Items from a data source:
BEGIN

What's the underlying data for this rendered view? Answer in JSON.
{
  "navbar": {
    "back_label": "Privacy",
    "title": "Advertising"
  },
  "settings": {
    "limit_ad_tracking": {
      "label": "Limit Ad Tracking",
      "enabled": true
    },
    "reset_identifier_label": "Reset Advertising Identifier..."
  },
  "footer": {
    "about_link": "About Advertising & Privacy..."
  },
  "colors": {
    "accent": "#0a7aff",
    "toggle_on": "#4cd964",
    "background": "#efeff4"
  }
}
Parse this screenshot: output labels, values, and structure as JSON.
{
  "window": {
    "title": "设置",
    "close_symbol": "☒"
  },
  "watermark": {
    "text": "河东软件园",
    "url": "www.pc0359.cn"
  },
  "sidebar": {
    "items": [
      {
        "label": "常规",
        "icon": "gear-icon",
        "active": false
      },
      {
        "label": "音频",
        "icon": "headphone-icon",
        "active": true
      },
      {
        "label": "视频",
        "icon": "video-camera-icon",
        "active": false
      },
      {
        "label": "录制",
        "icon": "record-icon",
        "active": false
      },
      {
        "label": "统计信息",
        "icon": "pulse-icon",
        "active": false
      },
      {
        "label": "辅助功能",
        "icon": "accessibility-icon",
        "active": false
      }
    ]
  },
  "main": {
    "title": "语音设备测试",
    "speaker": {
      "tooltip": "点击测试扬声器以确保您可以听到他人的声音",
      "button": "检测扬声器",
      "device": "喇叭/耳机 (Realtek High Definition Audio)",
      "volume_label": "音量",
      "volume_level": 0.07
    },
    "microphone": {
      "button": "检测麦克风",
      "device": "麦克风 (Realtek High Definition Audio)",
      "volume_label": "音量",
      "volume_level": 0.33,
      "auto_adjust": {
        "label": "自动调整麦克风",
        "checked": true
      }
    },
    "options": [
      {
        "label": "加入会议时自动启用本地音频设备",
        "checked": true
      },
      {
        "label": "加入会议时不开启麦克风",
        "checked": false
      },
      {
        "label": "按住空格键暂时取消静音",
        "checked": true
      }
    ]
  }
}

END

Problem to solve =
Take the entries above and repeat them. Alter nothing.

Exercise solution =
What's the underlying data for this rendered view? Answer in JSON.
{
  "navbar": {
    "back_label": "Privacy",
    "title": "Advertising"
  },
  "settings": {
    "limit_ad_tracking": {
      "label": "Limit Ad Tracking",
      "enabled": true
    },
    "reset_identifier_label": "Reset Advertising Identifier..."
  },
  "footer": {
    "about_link": "About Advertising & Privacy..."
  },
  "colors": {
    "accent": "#0a7aff",
    "toggle_on": "#4cd964",
    "background": "#efeff4"
  }
}
Parse this screenshot: output labels, values, and structure as JSON.
{
  "window": {
    "title": "设置",
    "close_symbol": "☒"
  },
  "watermark": {
    "text": "河东软件园",
    "url": "www.pc0359.cn"
  },
  "sidebar": {
    "items": [
      {
        "label": "常规",
        "icon": "gear-icon",
        "active": false
      },
      {
        "label": "音频",
        "icon": "headphone-icon",
        "active": true
      },
      {
        "label": "视频",
        "icon": "video-camera-icon",
        "active": false
      },
      {
        "label": "录制",
        "icon": "record-icon",
        "active": false
      },
      {
        "label": "统计信息",
        "icon": "pulse-icon",
        "active": false
      },
      {
        "label": "辅助功能",
        "icon": "accessibility-icon",
        "active": false
      }
    ]
  },
  "main": {
    "title": "语音设备测试",
    "speaker": {
      "tooltip": "点击测试扬声器以确保您可以听到他人的声音",
      "button": "检测扬声器",
      "device": "喇叭/耳机 (Realtek High Definition Audio)",
      "volume_label": "音量",
      "volume_level": 0.07
    },
    "microphone": {
      "button": "检测麦克风",
      "device": "麦克风 (Realtek High Definition Audio)",
      "volume_label": "音量",
      "volume_level": 0.33,
      "auto_adjust": {
        "label": "自动调整麦克风",
        "checked": true
      }
    },
    "options": [
      {
        "label": "加入会议时自动启用本地音频设备",
        "checked": true
      },
      {
        "label": "加入会议时不开启麦克风",
        "checked": false
      },
      {
        "label": "按住空格键暂时取消静音",
        "checked": true
      }
    ]
  }
}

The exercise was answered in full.